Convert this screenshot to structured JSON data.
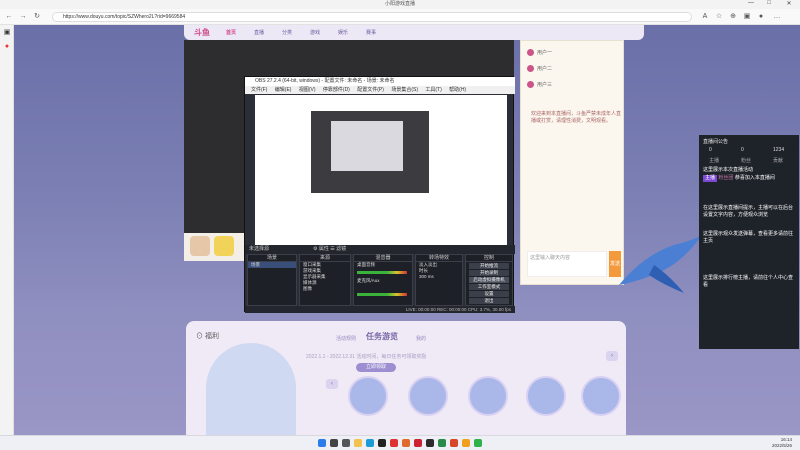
{
  "window": {
    "title": "小阳游戏直播",
    "minimize": "—",
    "maximize": "□",
    "close": "✕"
  },
  "browser": {
    "url": "https://www.douyu.com/topic/SZWhero2L?rid=9669584",
    "nav_icons": [
      "back-icon",
      "forward-icon",
      "refresh-icon",
      "home-icon"
    ],
    "toolbar_icons": [
      "read-aloud-icon",
      "favorites-icon",
      "extensions-icon",
      "collections-icon",
      "profile-icon",
      "more-icon"
    ]
  },
  "site": {
    "logo": "斗鱼",
    "nav": [
      "首页",
      "直播",
      "分类",
      "游戏",
      "娱乐",
      "赛事"
    ],
    "active_nav": 0,
    "chat": {
      "users": [
        "用户一",
        "用户二",
        "用户三"
      ],
      "message": "欢迎来到本直播间，斗鱼严禁未成年人直播或打赏，请理性消费，文明观看。",
      "input_placeholder": "这里输入聊天内容",
      "send": "发送"
    },
    "activity": {
      "icon": "⊙",
      "icon_label": "福利",
      "title": "任务游览",
      "link_left": "活动规则",
      "link_right": "我的",
      "subtitle": "2022.1.1 - 2022.12.31 活动时间，每日任务可领取奖励",
      "button": "立即领取",
      "side_left": "‹",
      "side_right": "›"
    }
  },
  "dark_panel": {
    "title": "直播间公告",
    "stats": [
      "0",
      "0",
      "1234"
    ],
    "tabs": [
      "主播",
      "粉丝",
      "贡献"
    ],
    "line1": "这里展示本次直播活动",
    "tag1": "主播",
    "tag2": "粉丝团",
    "line2": "恭喜加入本直播间",
    "block1": "在这里展示直播间提示，主播可以在后台设置文字内容，方便观众浏览",
    "block2": "这里展示观众发送弹幕，查看更多请前往主页",
    "block3": "这里展示排行榜主播，请前往个人中心查看"
  },
  "obs": {
    "title": "OBS 27.2.4 (64-bit, windows) - 配置文件: 未命名 - 场景: 未命名",
    "menu": [
      "文件(F)",
      "编辑(E)",
      "视图(V)",
      "停靠部件(D)",
      "配置文件(P)",
      "场景集合(S)",
      "工具(T)",
      "帮助(H)"
    ],
    "scene_bar": "未选择源",
    "scene_bar_right": "⚙ 属性   ☰ 滤镜",
    "docks": {
      "scenes": {
        "title": "场景",
        "items": [
          "场景"
        ]
      },
      "sources": {
        "title": "来源",
        "items": [
          "窗口采集",
          "游戏采集",
          "显示器采集",
          "媒体源",
          "图像"
        ]
      },
      "mixer": {
        "title": "混音器",
        "tracks": [
          "桌面音频",
          "麦克风/Aux"
        ]
      },
      "transitions": {
        "title": "转场特效",
        "items": [
          "淡入淡出",
          "时长",
          "300 ms"
        ]
      },
      "controls": {
        "title": "控制",
        "buttons": [
          "开始推流",
          "开始录制",
          "启动虚拟摄像机",
          "工作室模式",
          "设置",
          "退出"
        ]
      }
    },
    "status": "LIVE: 00:00:00   REC: 00:00:00   CPU: 3.7%, 30.00 fps"
  },
  "taskbar": {
    "time": "16:14",
    "date": "2022/5/26",
    "icons": [
      {
        "name": "start-icon",
        "color": "#2b7de9"
      },
      {
        "name": "search-icon",
        "color": "#444"
      },
      {
        "name": "taskview-icon",
        "color": "#555"
      },
      {
        "name": "explorer-icon",
        "color": "#f2c14e"
      },
      {
        "name": "edge-icon",
        "color": "#1d9bd6"
      },
      {
        "name": "obs-icon",
        "color": "#222"
      },
      {
        "name": "app1-icon",
        "color": "#d33"
      },
      {
        "name": "app2-icon",
        "color": "#e06b2d"
      },
      {
        "name": "app3-icon",
        "color": "#c23"
      },
      {
        "name": "app4-icon",
        "color": "#2b2b2b"
      },
      {
        "name": "app5-icon",
        "color": "#2a8a4a"
      },
      {
        "name": "app6-icon",
        "color": "#d8462a"
      },
      {
        "name": "app7-icon",
        "color": "#f0a020"
      },
      {
        "name": "app8-icon",
        "color": "#2fb24a"
      }
    ]
  }
}
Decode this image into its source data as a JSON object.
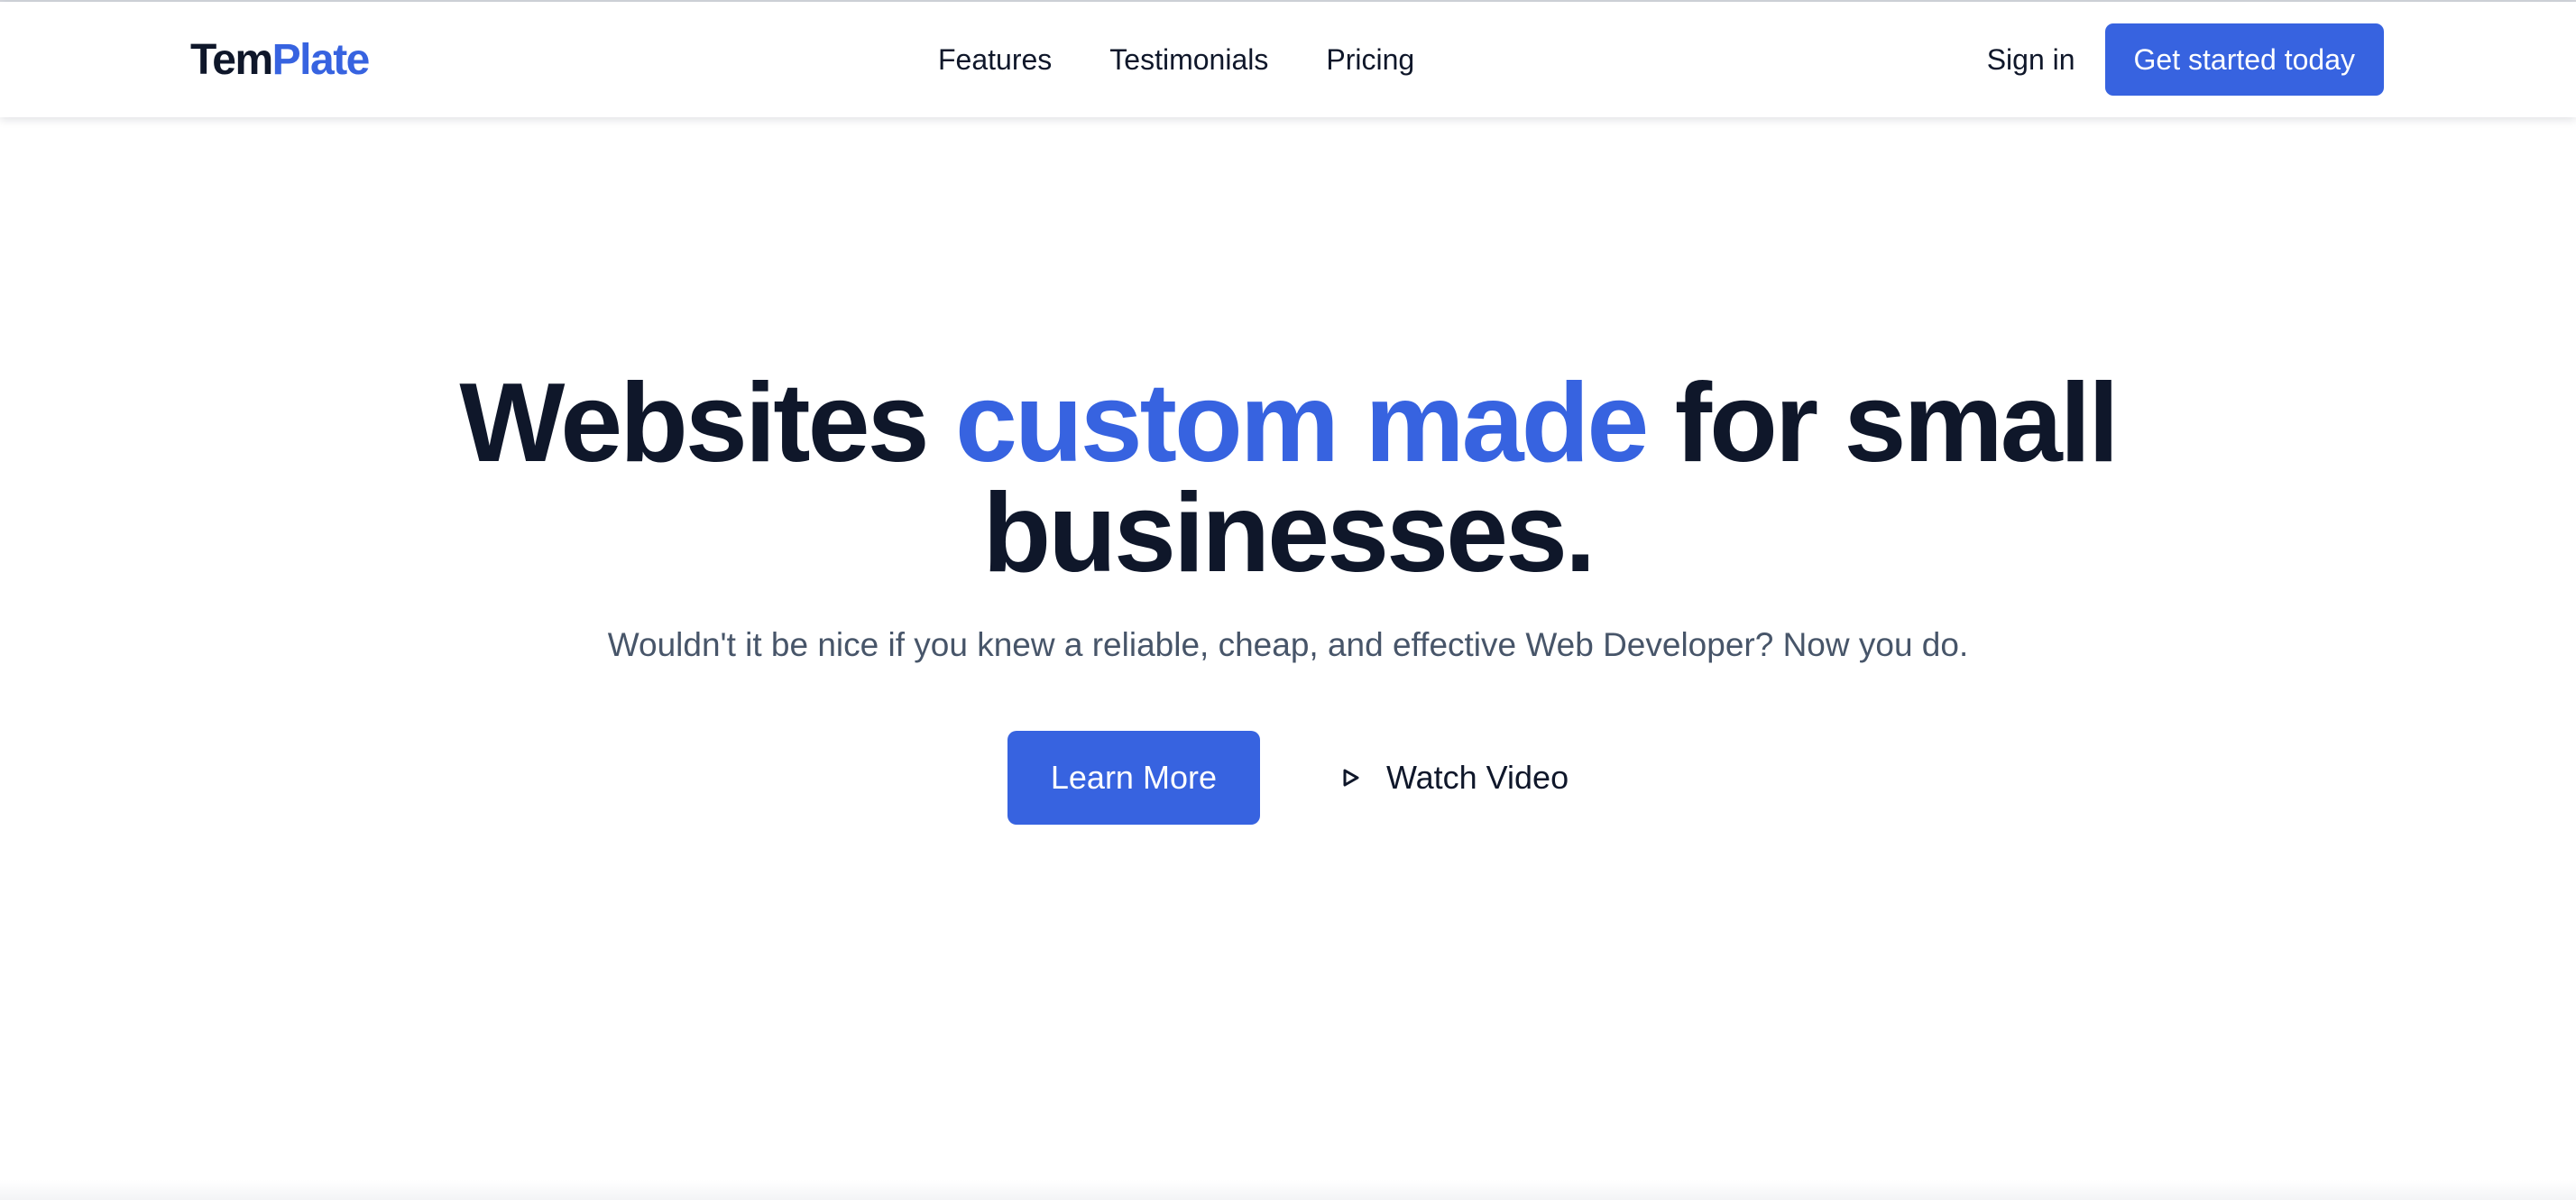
{
  "brand": {
    "logo_part1": "Tem",
    "logo_part2": "Plate",
    "accent_color": "#3763e0",
    "text_color": "#0f172a"
  },
  "nav": {
    "links": [
      {
        "label": "Features"
      },
      {
        "label": "Testimonials"
      },
      {
        "label": "Pricing"
      }
    ],
    "sign_in": "Sign in",
    "cta": "Get started today"
  },
  "hero": {
    "headline_part1": "Websites ",
    "headline_accent": "custom made",
    "headline_part2": " for small",
    "headline_line2": "businesses.",
    "subtitle": "Wouldn't it be nice if you knew a reliable, cheap, and effective Web Developer? Now you do.",
    "primary_button": "Learn More",
    "secondary_button": "Watch Video",
    "secondary_icon": "play-icon"
  }
}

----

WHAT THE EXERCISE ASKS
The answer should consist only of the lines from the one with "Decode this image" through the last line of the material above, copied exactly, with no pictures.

RESULT FOR THIS TASK
Decode this image into its source data as a JSON object.
{
  "brand": {
    "logo_part1": "Tem",
    "logo_part2": "Plate",
    "accent_color": "#3763e0",
    "text_color": "#0f172a"
  },
  "nav": {
    "links": [
      {
        "label": "Features"
      },
      {
        "label": "Testimonials"
      },
      {
        "label": "Pricing"
      }
    ],
    "sign_in": "Sign in",
    "cta": "Get started today"
  },
  "hero": {
    "headline_part1": "Websites ",
    "headline_accent": "custom made",
    "headline_part2": " for small",
    "headline_line2": "businesses.",
    "subtitle": "Wouldn't it be nice if you knew a reliable, cheap, and effective Web Developer? Now you do.",
    "primary_button": "Learn More",
    "secondary_button": "Watch Video",
    "secondary_icon": "play-icon"
  }
}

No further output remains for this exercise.